The banana republic of Zimbabwe
I am chilled at the depth of the wound that ZANU (PF) has inflicted upon this land and our national psyche.
“Banana Republic” is a term coined by the American writer O. Henry in his book titled: “Cabbages and Kings” (1904) “A banana republic is a politically unstable country that economically depends upon the exports of a limited resource (fruits, minerals), and usually features a society composed of stratified social classes, such as a great, impoverished working class and a ruling plutocracy, composed of the élites of business, politics, and the military. Or to put it in other words; it denotes a country dependent upon limited primary-sector productions, which is ruled by a plutocracy who exploit the national economy by means of a politico-economic oligarchy (Source Wikipedia)
Spot on isn’t it?
Our plutocracy in Zimbabwe, truly believes that it has the inalienable right to political power and will do all it can, to force that reality on its citizens. It stifles public debate, criminalizes alternative views and seeks to continually create an illusion of its invincibility. It uses disinformation, cohesion, incarceration and if necessary, violence, to force its ideas onto us, its citizens. It continues to deny the possibility that there is a better way and will seek to damage personal initiative and ambition in all instances. Like an octopus, its tentacles must lay claim to all fortunes to be made and on those who might make them.
Its minions, be they hawkers, professors, governors, senators, chiefs, bishops spies, dealers, small time farmers and drunkards alike, have become an amorphous conglomeration of willing political factions, who must blindly endorse and partake in its activities and crimes, while expecting to be the beneficiaries of its largesse.
What this has done over time, is to stifle objective judgment and postponed the urgency of us dealing honestly with the pressing socio economic problems we face. I have seen grown educated men in suits, continuing to blame sanctions and others for our economic problems, scared to admit that indeed ZANU (PF) has failed. In fact the truth of the matter is that, ZANU (PF) never had a solution in the first place. They have never figured out this economy since 1980. This can be easily proved by how everything, almost everything which they have touched has been in slow decline, a day at a time.
Each day that I pursue issues, I am chilled at the depth of the wound that ZANU (PF) has inflicted upon this land and our national psyche. This applies especially to the older generation of Zimbabweans, who have effectively given up on any hope for change, because the wound inflicted, is so deep and permanent.
They remind me of the phenomenon where, if you shackle an elephant in one spot for long enough, and then remove the shackles, it will not move an inch believing the shackles to still exist. I now deliberately avoid talking to some of them about creating a better future in Zimbabwe because it pains me to see such despondency and lack of hope in their eyes.

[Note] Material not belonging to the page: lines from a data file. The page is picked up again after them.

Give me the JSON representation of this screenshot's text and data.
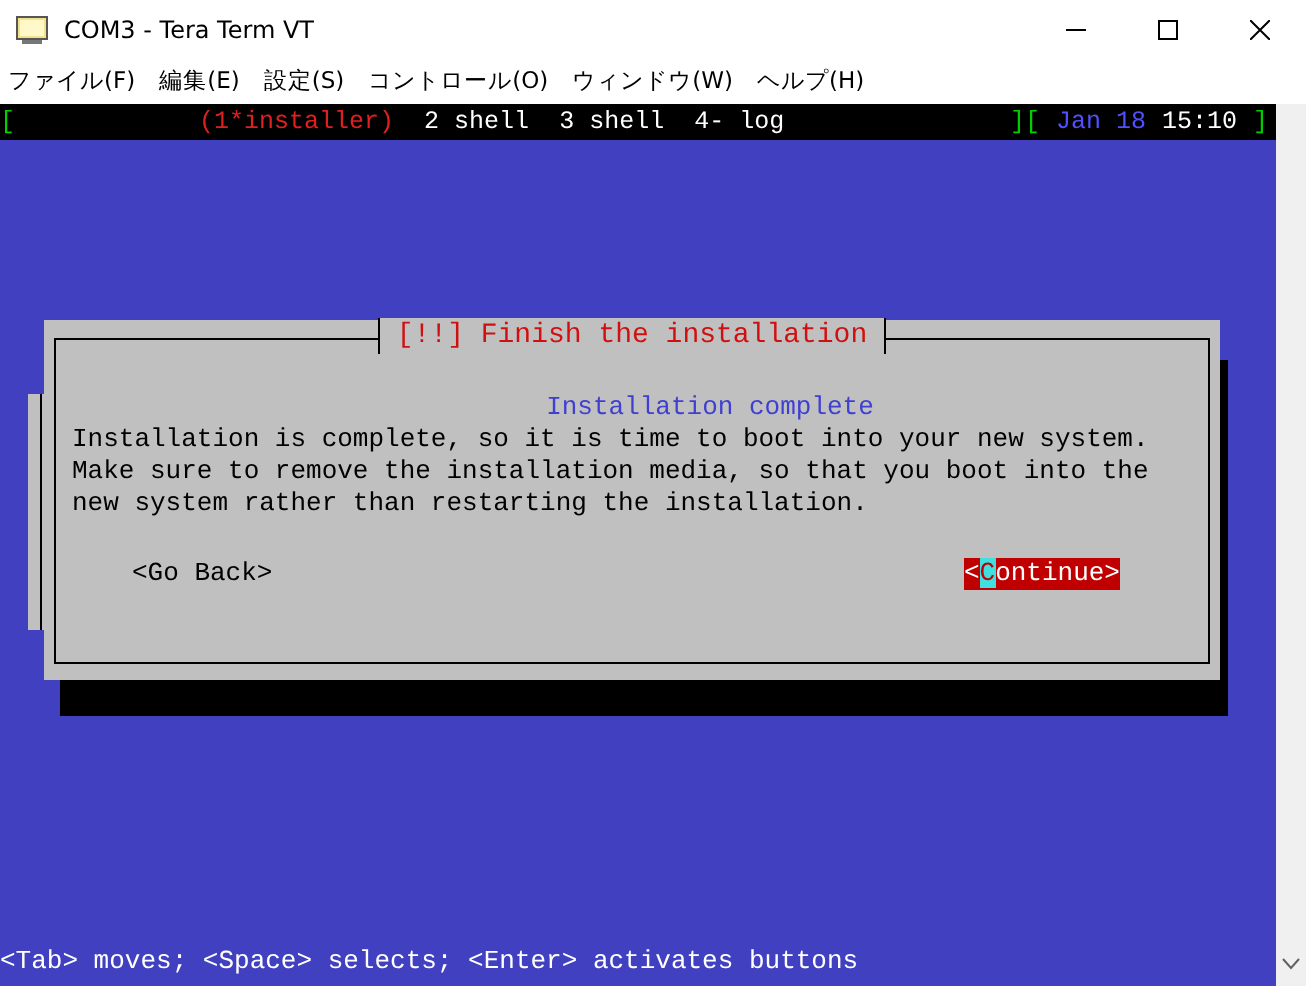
{
  "window": {
    "title": "COM3 - Tera Term VT"
  },
  "menu": [
    "ファイル(F)",
    "編集(E)",
    "設定(S)",
    "コントロール(O)",
    "ウィンドウ(W)",
    "ヘルプ(H)"
  ],
  "status_line": {
    "brackets": [
      "[",
      "][",
      "]"
    ],
    "windows": [
      {
        "label": "(1*installer)",
        "selected": true
      },
      {
        "label": "2 shell",
        "selected": false
      },
      {
        "label": "3 shell",
        "selected": false
      },
      {
        "label": "4- log",
        "selected": false
      }
    ],
    "date": "Jan 18",
    "time": "15:10"
  },
  "dialog": {
    "title": "[!!] Finish the installation",
    "heading": "Installation complete",
    "message_lines": [
      "Installation is complete, so it is time to boot into your new system.",
      "Make sure to remove the installation media, so that you boot into the",
      "new system rather than restarting the installation."
    ],
    "buttons": [
      {
        "label": "<Go Back>",
        "selected": false
      },
      {
        "label": "<Continue>",
        "selected": true
      }
    ]
  },
  "help_line": "<Tab> moves; <Space> selects; <Enter> activates buttons"
}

What is further perplexing is the fact that, even though we Zimbabweans are in general known as educated and hard working, we seem almost incapable to use that education and that hard work to apply solutions that improve our life conditions. In other words, we have become a nation of educated fools, who may have all the academic accolades, but are incompetent in shaping their circumstances. Instead most have joined the gravy train and are quick to use the name of ZANU (PF) to get what they want. From occupying churches for personal gain to cheap market stalls at Mbare musika, all blindly claim allegiance to the party and use its name to injure fellow citizens. Principles, conflict of interests, ethics have become the armor of the foolish, while corruption and unprecedented greed have become the sword of success.
We must be wise and use the wisdom of the Eskimo, who, when hunting the wolf, finds a long sharp knife and drenches it in fresh blood and freezes it in the cold ice. He then adds some more fresh blood until the knife is thick with layers of fresh frozen blood. He carefully places the knife in the snow, with the sharp edge facing upwards and waits. In the morning, he wakes up to find a dead wolf. A wolf that would have licked the knife’s sharp edge to its death while tasting the delicious warm blood as it begins cuts its own tongue.
Through its own actions and its crimes, we shall see the wolf continue to drink its own warm blood, believing it to be the delicious rewards of years of violence, corruption and the suppression of the will of reasonable and well meaning Zimbabweans.
Zimbabwe is indeed poised for a great future.
Vince Musewe is an independent economist in Harare and you can contact him on firstname.lastname@example.org